In the context of research data, the FAIR principles, introduced in 2016, require data to be Findable, Accessible, Interoperable and Reusable [4]. They support best scientific practice and were adopted in the context of the EU Horizon 2020 program. These principles can be applied to research software, too [5]. While the precise definition of FAIR principles for research software is still part of ongoing scientific discussions [6], it already becomes clear that well defined and domain-specific metadata and platforms for their registration are essentially for FAIR research software [5].

In the German energy research context, multiple initiatives are already working on the fundamentals for FAIR research software in the energy domain.
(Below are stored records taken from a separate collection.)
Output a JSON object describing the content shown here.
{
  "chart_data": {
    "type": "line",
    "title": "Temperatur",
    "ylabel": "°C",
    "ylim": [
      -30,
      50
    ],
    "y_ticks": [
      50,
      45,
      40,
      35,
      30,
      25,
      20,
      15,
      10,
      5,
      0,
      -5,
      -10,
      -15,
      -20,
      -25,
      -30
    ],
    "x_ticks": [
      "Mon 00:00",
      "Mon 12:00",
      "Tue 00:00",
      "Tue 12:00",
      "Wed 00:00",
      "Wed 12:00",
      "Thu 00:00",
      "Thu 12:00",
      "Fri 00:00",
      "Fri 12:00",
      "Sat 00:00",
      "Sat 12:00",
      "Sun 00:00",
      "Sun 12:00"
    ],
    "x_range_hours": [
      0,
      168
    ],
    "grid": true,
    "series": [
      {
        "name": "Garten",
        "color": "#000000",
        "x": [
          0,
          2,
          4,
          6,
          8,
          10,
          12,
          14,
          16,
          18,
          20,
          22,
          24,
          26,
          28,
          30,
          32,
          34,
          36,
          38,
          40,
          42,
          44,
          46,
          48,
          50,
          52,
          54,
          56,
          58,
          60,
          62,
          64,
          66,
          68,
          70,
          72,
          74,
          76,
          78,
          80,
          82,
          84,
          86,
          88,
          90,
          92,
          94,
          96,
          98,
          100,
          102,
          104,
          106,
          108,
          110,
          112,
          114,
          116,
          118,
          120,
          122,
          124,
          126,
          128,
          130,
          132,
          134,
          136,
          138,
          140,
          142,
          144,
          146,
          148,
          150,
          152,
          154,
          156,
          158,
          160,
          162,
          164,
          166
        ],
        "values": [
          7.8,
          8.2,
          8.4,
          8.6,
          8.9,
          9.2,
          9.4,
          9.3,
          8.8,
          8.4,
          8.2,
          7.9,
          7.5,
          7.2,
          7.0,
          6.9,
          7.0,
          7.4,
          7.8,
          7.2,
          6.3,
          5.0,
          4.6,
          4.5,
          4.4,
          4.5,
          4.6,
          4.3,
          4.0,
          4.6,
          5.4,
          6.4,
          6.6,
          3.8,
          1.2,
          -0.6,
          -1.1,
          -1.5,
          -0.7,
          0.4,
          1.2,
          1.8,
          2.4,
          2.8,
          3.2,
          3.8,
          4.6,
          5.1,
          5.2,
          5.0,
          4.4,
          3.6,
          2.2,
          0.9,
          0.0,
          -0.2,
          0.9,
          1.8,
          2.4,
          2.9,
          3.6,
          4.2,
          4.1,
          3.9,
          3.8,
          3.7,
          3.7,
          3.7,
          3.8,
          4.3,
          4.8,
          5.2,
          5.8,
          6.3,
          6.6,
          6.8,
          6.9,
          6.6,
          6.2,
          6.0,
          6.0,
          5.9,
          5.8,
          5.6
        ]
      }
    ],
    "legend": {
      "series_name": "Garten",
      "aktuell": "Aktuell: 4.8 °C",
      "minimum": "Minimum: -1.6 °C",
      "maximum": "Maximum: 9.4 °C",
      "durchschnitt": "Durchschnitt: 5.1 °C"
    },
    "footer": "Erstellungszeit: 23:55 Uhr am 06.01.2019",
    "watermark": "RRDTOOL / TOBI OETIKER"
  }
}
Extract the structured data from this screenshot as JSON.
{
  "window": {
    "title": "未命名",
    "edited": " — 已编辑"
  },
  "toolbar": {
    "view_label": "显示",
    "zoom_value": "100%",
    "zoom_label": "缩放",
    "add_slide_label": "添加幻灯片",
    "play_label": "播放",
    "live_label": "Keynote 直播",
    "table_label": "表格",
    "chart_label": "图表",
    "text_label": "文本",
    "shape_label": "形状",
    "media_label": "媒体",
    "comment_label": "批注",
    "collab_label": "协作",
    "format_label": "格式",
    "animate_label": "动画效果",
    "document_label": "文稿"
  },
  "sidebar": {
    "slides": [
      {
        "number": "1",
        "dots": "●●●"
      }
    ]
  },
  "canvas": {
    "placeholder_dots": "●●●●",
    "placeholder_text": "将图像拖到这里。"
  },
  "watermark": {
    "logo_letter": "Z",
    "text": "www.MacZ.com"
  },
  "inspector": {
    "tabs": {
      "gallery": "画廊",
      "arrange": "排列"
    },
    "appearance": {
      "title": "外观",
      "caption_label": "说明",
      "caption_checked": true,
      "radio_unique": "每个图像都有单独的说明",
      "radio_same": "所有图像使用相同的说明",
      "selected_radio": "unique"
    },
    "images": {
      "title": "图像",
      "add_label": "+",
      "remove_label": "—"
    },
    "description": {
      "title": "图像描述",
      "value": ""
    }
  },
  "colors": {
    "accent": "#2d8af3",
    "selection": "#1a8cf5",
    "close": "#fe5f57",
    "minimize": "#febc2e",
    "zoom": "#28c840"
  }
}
NFDI4ING tries to implement research data management for all engineering disciplines [7]. Ontologies, the foundation for good machine-readable metadata, are already under development for certain specialized areas as future energy system modeling [8] or automated co-simulation [9].

Other disciplines can serve an example how FAIR research software can be implemented: In life science, a registry for research software based on an ontology is already active (bio.tools, [10]).

In this workshop, we like to explore how all these different initiatives can support FAIR energy research software.

 

Workshop Format

As the focus is on discussion, we will invite 3 keynote speakers to start intense discussions.

Duration will be 1/2 day within the DACH+ Energy Informatics: 17/09/2021 09:00 – 13:00

 

Keynote Speakers

Dr. Dorothea Iglezakis (University Stuttgart) will give an overview about EngMeta and the developments of metadata within NFDI4Ing.

Christian Hofmann (Reiner Lemoine Institut) will introduce the Open Energy Ontology and the Open Energy Plattform.

 

Further keynote speakers are requested.

 

Cooperation with DACH+ Conference on Energy Informatics: The workshop is organized in cooperation with the DACH+ Conference on Energy Informatics (https://www.energy-informatics.eu/). All presenters at the workshop are automatically registered for this conference.

 

[1] W. Wu, J. S. Partridge, and R. W. G. Bucknall, “Simulation of a stabilised control strategy for PEM fuel cell and supercapacitor hybrid propulsion system for a city bus,” International Journal of Hydrogen Energy, vol. 43, no. 42, pp. 19763–19777, Oct. 2018, doi: 10.1016/j.ijhydene.2018.09.004 .

[2] C. Steinbrink et al., “CPES Testing with mosaik: Co-Simulation Planning, Execution and Analysis,” Applied Sciences, vol. 9, no. 5, Art. no. 5, Jan. 2019, doi: 10.3390/app9050923 .

[3] K. Löffler, K. Hainsch, T. Burandt, P.-Y. Oei, C. Kemfert, and C. Von Hirschhausen, “Designing a Model for the Global Energy System—GENeSYS-MOD: An Application of the Open-Source Energy Modeling System (OSeMOSYS),” Energies, vol. 10, no. 10, Art. no. 10, Oct. 2017, doi: 10.3390/en10101468 .

[4] M. D. Wilkinson et al., “The FAIR Guiding Principles for scientific data management and stewardship,” Sci Data, vol. 3, no. 1, Art. no. 1, Mar. 2016, doi: 10.1038/sdata.2016.18 .

[5] A.-L. Lamprecht et al., “Towards FAIR principles for research software,” Data Science, vol. 3, no. 1, pp. 37–59, Jan. 2020, doi: 10.3233/DS-190026 .

[6] W. Hasselbring, L. Carr, S. Hettrick, H. Packer, and T. Tiropanis, “From FAIR research data toward FAIR and open research software,” it – Information Technology, vol. 62, no. 1, pp. 39–47, Feb. 2020, doi: 10.1515/itit-2019-0040 .

[7] Schmitt, Robert H. et al., “NFDI4Ing – the National Research Data Infrastructure for Engineering Sciences,” Sep. 2020, doi: 10.5281/ZENODO.4015201 .

[8] M. Glauer et al., “The Open Energy Ontology,” Dec. 2020, Accessed: Feb. 05, 2021. [Online]. Available: https://openreview.net/forum?id=ofZ5BBg2lSe.

[9] J. S. Schwarz, R. Elshinawy, R. P. Ramírez Acosta, and S. Lehnhoff, “Ontological Integration of Semantics and Domain Knowledge in Hardware and Software Co-simulation of the Smart Grid,” in Knowledge Discovery, Knowledge Engineering and Knowledge Management, vol. 1297, A. Fred, A. Salgado, D. Aveiro, J. Dietz, J. Bernardino, and J. Filipe, Eds. Cham: Springer International Publishing, 2020, pp. 283–301.

[10] J. Ison et al., “The bio.tools registry of software tools and data resources for the life sciences,” Genome Biology, vol. 20, no. 1, p. 164, Aug. 2019, doi: 10.1186/s13059-019-1772-6 .